casing depths, diameters, and weights per foot. These
costs also must include the rig time required for
running and cementing the casing strings, rigging up
the surface equipment on each casing size, and
perhaps changing the drillpipe or drill collar sizes to
accommodate the new hole size. The cost of complet-
ing the well depends on the type of completion used,
and this cost estimate is often made by the production
engineer.
On many wells, a large fraction of the well cost
may be because of unexpected drilling problems such
as mud contamination, lost circulation, stuck
drillstring, broken drillstring, ruptured casing, etc.
These unforeseen costs cannot be predicted with any
I
ROTARY DRILLING PROCESS
degree of accuracy and in some cases are not included
in an original cost estimate. Requests for additional
funds then must be submitted whenever a significant

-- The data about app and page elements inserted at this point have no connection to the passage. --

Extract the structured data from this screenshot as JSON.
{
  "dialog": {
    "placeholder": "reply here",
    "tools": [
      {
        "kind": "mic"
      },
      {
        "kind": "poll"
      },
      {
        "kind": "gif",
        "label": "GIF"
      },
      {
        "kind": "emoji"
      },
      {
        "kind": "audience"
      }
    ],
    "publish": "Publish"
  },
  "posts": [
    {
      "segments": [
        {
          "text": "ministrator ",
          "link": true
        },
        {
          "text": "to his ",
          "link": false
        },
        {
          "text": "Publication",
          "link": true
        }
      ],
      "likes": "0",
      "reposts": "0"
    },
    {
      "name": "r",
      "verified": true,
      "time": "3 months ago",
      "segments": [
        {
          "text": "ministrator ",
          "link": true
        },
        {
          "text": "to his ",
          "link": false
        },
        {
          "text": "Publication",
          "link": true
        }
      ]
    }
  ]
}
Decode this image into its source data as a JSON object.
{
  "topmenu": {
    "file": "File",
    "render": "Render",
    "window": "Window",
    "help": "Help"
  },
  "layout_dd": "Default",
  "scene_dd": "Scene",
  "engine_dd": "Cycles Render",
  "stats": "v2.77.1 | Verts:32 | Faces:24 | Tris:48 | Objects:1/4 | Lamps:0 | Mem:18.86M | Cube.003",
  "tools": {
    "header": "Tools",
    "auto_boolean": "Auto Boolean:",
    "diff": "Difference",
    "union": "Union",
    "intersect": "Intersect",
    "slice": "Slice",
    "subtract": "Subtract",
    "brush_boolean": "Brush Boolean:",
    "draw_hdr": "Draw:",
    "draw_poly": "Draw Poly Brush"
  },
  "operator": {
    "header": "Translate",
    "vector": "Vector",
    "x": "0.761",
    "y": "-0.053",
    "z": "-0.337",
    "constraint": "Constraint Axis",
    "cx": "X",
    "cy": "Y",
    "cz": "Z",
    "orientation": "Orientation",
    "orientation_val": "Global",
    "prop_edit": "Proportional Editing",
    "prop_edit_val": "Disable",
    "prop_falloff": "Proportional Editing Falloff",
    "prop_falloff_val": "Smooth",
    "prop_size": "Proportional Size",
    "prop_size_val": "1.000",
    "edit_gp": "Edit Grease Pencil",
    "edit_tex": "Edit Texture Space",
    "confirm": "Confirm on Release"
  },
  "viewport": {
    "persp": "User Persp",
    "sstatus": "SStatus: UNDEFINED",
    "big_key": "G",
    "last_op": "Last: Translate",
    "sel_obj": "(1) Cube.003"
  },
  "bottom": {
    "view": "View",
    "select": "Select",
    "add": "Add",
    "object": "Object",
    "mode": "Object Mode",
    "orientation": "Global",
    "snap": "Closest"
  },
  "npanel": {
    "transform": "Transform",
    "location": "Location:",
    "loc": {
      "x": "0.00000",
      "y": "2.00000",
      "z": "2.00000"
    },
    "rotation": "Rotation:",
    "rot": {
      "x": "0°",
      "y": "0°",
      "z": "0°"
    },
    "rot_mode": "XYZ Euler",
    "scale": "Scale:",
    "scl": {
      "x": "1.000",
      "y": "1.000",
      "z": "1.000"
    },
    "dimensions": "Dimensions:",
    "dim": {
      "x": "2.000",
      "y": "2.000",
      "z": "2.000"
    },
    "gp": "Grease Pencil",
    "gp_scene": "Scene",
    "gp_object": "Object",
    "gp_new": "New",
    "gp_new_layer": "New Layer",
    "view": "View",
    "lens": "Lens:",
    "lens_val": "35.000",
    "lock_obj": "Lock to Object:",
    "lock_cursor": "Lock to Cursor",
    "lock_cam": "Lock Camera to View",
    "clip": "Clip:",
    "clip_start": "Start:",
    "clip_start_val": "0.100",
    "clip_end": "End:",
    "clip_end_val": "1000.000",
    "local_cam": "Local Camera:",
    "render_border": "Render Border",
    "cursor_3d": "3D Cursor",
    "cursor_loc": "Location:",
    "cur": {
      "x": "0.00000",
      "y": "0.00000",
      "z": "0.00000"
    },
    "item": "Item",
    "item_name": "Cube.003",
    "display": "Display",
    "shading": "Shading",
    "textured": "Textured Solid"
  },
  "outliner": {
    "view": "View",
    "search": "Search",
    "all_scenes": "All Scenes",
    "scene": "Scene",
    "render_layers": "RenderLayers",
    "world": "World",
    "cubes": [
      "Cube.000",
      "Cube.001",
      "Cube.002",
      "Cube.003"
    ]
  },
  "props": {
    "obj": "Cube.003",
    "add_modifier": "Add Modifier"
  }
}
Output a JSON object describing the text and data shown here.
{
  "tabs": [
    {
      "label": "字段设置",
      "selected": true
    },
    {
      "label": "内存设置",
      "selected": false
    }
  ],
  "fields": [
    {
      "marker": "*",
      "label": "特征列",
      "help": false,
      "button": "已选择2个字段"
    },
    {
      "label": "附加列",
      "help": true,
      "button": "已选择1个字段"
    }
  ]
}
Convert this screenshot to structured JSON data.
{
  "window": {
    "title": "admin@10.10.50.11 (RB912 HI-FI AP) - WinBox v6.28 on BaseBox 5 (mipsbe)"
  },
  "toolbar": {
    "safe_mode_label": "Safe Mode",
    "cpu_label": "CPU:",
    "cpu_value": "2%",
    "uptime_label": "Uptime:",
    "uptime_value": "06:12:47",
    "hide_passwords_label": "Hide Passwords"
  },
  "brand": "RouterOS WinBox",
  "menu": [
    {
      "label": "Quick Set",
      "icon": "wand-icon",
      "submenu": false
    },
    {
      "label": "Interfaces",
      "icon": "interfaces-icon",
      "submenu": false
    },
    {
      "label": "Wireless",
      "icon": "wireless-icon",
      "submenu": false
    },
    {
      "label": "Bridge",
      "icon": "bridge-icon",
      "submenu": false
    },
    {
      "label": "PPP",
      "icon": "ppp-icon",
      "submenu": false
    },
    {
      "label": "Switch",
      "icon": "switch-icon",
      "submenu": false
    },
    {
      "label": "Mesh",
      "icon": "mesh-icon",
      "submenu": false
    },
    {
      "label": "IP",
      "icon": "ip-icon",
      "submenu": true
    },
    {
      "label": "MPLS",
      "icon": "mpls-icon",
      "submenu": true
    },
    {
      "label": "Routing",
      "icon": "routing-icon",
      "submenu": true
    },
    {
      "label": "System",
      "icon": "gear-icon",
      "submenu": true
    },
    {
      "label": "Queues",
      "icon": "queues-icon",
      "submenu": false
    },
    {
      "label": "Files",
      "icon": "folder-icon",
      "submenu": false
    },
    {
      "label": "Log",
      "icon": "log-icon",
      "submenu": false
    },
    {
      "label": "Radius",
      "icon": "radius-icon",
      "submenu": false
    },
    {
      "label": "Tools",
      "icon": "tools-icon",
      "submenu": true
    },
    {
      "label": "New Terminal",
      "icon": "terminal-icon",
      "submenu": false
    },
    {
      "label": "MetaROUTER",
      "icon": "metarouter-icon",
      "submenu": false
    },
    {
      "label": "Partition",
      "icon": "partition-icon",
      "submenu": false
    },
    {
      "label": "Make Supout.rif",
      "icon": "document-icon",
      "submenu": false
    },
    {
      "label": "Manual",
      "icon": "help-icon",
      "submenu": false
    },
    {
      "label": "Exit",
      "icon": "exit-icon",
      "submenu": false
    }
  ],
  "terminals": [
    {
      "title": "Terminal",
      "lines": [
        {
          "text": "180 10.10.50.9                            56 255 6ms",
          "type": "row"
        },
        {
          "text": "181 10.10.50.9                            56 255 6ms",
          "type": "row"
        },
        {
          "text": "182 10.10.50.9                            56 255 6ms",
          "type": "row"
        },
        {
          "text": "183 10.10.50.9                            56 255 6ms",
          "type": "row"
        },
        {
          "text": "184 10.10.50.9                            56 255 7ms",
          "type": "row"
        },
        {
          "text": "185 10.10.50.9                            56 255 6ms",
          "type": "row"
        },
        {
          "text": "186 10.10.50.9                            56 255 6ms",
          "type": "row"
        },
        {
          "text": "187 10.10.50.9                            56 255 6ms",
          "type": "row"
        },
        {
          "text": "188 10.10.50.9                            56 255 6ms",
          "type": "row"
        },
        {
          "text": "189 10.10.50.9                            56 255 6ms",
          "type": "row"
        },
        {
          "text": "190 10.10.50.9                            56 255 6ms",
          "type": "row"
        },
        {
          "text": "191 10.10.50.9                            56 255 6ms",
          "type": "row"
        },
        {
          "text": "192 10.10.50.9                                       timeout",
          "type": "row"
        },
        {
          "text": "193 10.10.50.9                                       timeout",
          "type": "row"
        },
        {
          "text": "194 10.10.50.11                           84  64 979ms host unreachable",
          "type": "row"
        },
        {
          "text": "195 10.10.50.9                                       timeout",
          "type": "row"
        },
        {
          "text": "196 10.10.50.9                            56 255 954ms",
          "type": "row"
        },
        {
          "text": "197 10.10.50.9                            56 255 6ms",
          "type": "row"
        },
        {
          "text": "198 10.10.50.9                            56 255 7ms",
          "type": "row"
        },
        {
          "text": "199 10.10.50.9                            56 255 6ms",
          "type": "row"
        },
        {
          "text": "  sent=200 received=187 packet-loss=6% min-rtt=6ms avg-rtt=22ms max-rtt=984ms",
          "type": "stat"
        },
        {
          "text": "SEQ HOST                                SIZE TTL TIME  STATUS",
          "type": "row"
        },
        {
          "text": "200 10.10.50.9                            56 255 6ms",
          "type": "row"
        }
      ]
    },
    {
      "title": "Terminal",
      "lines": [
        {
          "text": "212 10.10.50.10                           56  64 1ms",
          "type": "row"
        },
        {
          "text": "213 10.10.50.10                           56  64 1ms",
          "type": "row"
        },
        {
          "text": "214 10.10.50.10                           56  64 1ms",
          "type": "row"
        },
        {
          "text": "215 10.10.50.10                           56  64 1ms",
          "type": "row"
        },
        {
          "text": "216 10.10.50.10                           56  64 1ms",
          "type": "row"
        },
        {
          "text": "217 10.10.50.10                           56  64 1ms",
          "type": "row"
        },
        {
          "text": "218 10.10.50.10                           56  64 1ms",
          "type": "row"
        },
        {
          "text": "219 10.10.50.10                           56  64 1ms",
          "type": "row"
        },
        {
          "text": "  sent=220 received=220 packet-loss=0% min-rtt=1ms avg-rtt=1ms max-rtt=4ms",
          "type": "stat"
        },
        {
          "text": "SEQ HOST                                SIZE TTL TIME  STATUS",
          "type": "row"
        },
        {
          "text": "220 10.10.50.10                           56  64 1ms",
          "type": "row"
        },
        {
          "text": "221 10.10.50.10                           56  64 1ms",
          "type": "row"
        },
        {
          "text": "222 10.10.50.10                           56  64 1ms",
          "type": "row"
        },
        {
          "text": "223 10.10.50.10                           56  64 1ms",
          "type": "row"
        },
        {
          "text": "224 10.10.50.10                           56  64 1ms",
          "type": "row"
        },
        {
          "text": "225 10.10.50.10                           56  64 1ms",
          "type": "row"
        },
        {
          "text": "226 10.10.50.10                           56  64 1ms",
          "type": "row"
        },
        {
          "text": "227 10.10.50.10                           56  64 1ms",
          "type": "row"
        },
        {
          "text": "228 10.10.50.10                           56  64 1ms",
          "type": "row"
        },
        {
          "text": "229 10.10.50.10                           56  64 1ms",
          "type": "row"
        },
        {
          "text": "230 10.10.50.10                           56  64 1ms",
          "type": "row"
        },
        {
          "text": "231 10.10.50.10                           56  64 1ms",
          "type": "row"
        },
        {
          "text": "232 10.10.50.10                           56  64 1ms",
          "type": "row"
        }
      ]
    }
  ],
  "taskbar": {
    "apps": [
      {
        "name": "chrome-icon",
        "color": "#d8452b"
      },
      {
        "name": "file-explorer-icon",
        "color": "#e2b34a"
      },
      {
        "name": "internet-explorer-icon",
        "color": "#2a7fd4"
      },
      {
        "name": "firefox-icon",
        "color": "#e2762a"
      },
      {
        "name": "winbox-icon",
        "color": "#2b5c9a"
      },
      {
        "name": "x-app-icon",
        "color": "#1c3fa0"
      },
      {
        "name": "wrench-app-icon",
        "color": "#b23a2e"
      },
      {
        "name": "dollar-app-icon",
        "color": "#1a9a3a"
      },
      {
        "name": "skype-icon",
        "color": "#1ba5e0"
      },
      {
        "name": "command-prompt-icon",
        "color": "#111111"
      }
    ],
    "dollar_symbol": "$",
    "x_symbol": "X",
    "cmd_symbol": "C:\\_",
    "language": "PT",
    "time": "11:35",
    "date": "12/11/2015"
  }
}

problem is encountered. However, long-range
economic decisions concerning a drilling